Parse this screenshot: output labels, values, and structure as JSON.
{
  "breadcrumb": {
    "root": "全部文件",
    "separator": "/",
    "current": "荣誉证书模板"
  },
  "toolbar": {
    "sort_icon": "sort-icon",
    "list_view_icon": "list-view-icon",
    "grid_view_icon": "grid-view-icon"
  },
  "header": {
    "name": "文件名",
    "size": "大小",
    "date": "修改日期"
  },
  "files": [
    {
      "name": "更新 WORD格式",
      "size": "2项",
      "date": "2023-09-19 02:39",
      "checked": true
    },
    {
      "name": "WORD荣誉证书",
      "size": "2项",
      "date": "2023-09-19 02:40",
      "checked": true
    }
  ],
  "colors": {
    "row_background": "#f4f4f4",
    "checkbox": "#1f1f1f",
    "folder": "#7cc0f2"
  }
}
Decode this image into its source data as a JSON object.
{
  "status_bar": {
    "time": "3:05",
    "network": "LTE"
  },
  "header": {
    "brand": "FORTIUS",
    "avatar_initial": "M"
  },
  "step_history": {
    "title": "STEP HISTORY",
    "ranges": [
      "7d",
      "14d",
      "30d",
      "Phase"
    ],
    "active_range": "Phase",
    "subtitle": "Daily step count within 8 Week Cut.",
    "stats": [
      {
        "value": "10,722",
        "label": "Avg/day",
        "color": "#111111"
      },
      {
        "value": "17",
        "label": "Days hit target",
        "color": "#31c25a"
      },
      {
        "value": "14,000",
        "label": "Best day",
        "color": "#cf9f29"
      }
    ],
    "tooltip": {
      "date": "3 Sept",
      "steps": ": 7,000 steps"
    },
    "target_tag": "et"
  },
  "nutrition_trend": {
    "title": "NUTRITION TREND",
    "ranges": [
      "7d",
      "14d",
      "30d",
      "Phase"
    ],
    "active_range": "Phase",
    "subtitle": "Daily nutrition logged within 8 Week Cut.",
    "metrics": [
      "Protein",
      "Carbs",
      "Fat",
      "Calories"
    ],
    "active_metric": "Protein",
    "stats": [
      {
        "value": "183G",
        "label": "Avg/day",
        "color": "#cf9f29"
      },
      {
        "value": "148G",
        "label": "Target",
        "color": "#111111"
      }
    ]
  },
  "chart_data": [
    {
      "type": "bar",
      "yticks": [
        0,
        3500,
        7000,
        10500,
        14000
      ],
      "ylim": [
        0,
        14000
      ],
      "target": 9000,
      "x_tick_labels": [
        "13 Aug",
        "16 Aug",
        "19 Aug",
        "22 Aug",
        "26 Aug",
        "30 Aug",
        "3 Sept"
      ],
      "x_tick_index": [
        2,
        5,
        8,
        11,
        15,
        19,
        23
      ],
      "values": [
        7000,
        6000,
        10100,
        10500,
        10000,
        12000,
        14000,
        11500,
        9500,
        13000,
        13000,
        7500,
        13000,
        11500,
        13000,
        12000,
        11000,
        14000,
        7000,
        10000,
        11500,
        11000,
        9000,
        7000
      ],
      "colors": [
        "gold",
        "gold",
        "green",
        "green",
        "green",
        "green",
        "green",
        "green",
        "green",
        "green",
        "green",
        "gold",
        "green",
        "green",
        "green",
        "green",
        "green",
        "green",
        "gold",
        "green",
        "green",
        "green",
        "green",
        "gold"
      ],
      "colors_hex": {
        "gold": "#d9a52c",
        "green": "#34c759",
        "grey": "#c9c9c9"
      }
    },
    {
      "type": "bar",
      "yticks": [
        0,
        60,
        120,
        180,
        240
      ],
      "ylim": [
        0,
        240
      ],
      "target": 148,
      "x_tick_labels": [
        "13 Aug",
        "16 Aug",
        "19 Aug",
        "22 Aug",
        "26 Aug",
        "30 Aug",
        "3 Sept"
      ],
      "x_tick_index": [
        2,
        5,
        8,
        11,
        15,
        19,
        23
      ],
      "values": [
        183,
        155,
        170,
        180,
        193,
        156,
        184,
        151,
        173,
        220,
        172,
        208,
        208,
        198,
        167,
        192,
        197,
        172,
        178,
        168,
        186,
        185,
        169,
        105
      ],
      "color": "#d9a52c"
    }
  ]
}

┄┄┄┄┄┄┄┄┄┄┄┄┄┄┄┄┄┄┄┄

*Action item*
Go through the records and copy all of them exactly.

*Solution*
Parse this screenshot: output labels, values, and structure as JSON.
{
  "breadcrumb": {
    "root": "全部文件",
    "separator": "/",
    "current": "荣誉证书模板"
  },
  "toolbar": {
    "sort_icon": "sort-icon",
    "list_view_icon": "list-view-icon",
    "grid_view_icon": "grid-view-icon"
  },
  "header": {
    "name": "文件名",
    "size": "大小",
    "date": "修改日期"
  },
  "files": [
    {
      "name": "更新 WORD格式",
      "size": "2项",
      "date": "2023-09-19 02:39",
      "checked": true
    },
    {
      "name": "WORD荣誉证书",
      "size": "2项",
      "date": "2023-09-19 02:40",
      "checked": true
    }
  ],
  "colors": {
    "row_background": "#f4f4f4",
    "checkbox": "#1f1f1f",
    "folder": "#7cc0f2"
  }
}
Decode this image into its source data as a JSON object.
{
  "status_bar": {
    "time": "3:05",
    "network": "LTE"
  },
  "header": {
    "brand": "FORTIUS",
    "avatar_initial": "M"
  },
  "step_history": {
    "title": "STEP HISTORY",
    "ranges": [
      "7d",
      "14d",
      "30d",
      "Phase"
    ],
    "active_range": "Phase",
    "subtitle": "Daily step count within 8 Week Cut.",
    "stats": [
      {
        "value": "10,722",
        "label": "Avg/day",
        "color": "#111111"
      },
      {
        "value": "17",
        "label": "Days hit target",
        "color": "#31c25a"
      },
      {
        "value": "14,000",
        "label": "Best day",
        "color": "#cf9f29"
      }
    ],
    "tooltip": {
      "date": "3 Sept",
      "steps": ": 7,000 steps"
    },
    "target_tag": "et"
  },
  "nutrition_trend": {
    "title": "NUTRITION TREND",
    "ranges": [
      "7d",
      "14d",
      "30d",
      "Phase"
    ],
    "active_range": "Phase",
    "subtitle": "Daily nutrition logged within 8 Week Cut.",
    "metrics": [
      "Protein",
      "Carbs",
      "Fat",
      "Calories"
    ],
    "active_metric": "Protein",
    "stats": [
      {
        "value": "183G",
        "label": "Avg/day",
        "color": "#cf9f29"
      },
      {
        "value": "148G",
        "label": "Target",
        "color": "#111111"
      }
    ]
  },
  "chart_data": [
    {
      "type": "bar",
      "yticks": [
        0,
        3500,
        7000,
        10500,
        14000
      ],
      "ylim": [
        0,
        14000
      ],
      "target": 9000,
      "x_tick_labels": [
        "13 Aug",
        "16 Aug",
        "19 Aug",
        "22 Aug",
        "26 Aug",
        "30 Aug",
        "3 Sept"
      ],
      "x_tick_index": [
        2,
        5,
        8,
        11,
        15,
        19,
        23
      ],
      "values": [
        7000,
        6000,
        10100,
        10500,
        10000,
        12000,
        14000,
        11500,
        9500,
        13000,
        13000,
        7500,
        13000,
        11500,
        13000,
        12000,
        11000,
        14000,
        7000,
        10000,
        11500,
        11000,
        9000,
        7000
      ],
      "colors": [
        "gold",
        "gold",
        "green",
        "green",
        "green",
        "green",
        "green",
        "green",
        "green",
        "green",
        "green",
        "gold",
        "green",
        "green",
        "green",
        "green",
        "green",
        "green",
        "gold",
        "green",
        "green",
        "green",
        "green",
        "gold"
      ],
      "colors_hex": {
        "gold": "#d9a52c",
        "green": "#34c759",
        "grey": "#c9c9c9"
      }
    },
    {
      "type": "bar",
      "yticks": [
        0,
        60,
        120,
        180,
        240
      ],
      "ylim": [
        0,
        240
      ],
      "target": 148,
      "x_tick_labels": [
        "13 Aug",
        "16 Aug",
        "19 Aug",
        "22 Aug",
        "26 Aug",
        "30 Aug",
        "3 Sept"
      ],
      "x_tick_index": [
        2,
        5,
        8,
        11,
        15,
        19,
        23
      ],
      "values": [
        183,
        155,
        170,
        180,
        193,
        156,
        184,
        151,
        173,
        220,
        172,
        208,
        208,
        198,
        167,
        192,
        197,
        172,
        178,
        168,
        186,
        185,
        169,
        105
      ],
      "color": "#d9a52c"
    }
  ]
}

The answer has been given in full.